2 months ago

Nice that the Kimberlite is a great performer. I’ve got the 28 mm tanwall Timekeepers, and those have been a perfect first entry into road bike tubeless tires: affordable, easy to mount and seat/seal, and just good to ride on the road. Jom of GravelCyclist has even put them on light gravel duty (fire roads).

American Classic’s rubber is awesome for what you pay for their tires.

Ernest Fitzgerald
Ernest Fitzgerald
2 months ago

American Classic “makes” tires the way that numerous other companies “make” saddles. They don’t. They order them to spec from a factory, probably in Taiwan.

Chris Clinton
2 months ago

Ernest,
You are correct that many brands do not produce their own products. Our factory in Taiwan is one where some of those brands come to have their tires produced. We decided it was time to offer our own brand as well. Thus the American Classic tire line.
So, unlike many tire brands, we produce our own brand of tires in our own factory. This allows us to offer American Classic tires at lower prices compared to other brands. And it allows us to make quick changes in production so we can continue to offer better riding experiences.

jonathan
jonathan
2 months ago

OK. And practically every other company orders tires from the Panaracer factory

Dinger
Dinger
2 months ago
Reply to  jonathan

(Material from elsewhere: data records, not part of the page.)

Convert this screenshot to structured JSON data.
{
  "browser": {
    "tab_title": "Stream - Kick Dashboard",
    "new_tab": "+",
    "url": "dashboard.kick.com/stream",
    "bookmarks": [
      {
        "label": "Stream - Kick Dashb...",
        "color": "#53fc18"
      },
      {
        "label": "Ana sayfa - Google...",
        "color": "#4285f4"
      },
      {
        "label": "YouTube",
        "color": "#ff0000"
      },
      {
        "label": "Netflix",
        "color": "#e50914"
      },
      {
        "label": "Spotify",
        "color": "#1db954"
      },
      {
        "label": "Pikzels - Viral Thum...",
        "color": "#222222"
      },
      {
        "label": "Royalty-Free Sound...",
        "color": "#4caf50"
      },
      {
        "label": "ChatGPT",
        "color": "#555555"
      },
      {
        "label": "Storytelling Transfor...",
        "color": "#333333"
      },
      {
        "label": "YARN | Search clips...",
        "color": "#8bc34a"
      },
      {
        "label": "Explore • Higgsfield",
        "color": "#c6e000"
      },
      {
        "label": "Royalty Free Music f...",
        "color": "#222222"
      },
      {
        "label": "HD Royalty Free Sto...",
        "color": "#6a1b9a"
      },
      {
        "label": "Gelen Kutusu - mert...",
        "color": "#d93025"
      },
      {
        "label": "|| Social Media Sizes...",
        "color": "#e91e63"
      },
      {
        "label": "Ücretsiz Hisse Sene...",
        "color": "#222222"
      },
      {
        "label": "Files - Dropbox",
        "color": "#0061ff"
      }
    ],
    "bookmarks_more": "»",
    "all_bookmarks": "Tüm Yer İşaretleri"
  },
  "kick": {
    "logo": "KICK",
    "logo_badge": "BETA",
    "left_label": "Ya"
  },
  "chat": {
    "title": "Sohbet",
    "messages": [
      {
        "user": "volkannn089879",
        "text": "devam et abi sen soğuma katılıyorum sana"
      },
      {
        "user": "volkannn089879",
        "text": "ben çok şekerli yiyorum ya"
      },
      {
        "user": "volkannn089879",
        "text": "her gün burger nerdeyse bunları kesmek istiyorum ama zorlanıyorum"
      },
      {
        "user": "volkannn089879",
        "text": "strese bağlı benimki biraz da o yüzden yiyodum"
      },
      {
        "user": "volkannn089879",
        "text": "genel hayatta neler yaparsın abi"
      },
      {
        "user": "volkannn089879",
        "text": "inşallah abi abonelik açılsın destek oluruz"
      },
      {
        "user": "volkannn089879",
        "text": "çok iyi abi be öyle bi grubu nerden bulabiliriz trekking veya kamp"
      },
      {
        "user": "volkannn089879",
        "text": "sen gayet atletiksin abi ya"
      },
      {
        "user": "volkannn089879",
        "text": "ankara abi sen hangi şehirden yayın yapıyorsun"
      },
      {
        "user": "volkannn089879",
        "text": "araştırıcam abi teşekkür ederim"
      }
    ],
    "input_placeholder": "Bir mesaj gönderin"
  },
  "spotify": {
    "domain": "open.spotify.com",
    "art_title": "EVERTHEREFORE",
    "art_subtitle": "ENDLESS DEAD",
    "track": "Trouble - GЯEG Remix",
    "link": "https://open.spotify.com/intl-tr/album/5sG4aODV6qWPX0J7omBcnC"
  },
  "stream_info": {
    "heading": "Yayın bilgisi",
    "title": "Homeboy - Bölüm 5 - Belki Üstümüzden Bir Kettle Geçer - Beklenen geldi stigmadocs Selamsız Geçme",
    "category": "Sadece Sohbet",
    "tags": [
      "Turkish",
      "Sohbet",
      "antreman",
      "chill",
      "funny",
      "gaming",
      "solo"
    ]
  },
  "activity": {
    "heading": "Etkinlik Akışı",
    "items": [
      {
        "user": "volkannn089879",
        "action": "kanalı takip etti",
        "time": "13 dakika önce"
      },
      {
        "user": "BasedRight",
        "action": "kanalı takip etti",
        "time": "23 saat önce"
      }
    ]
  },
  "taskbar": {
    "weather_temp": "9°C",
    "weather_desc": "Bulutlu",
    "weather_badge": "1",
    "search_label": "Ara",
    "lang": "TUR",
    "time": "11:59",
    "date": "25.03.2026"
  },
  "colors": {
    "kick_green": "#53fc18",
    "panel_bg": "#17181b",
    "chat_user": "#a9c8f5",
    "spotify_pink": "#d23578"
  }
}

..or Kenda, or Cheng Shin, or Vee rubber or any of a number of others. The question to consider is, was it made bu the engineers and designers who conceived, designed, sampled, tested and approved it, or was it made by the guy who put the materials into the mold and pushed the “go” button?

Dinger
Dinger
2 months ago

“weighed in at 621gr”
” The Venture, in the 700x50c size, 120tpi (light/fast rolling) comes in at 617gr.”

That difference is well within the margin for error on a given tire in this size range. It’s probable that if you weighed 10 samples of this tire, some would be heavier and lighter by about that much.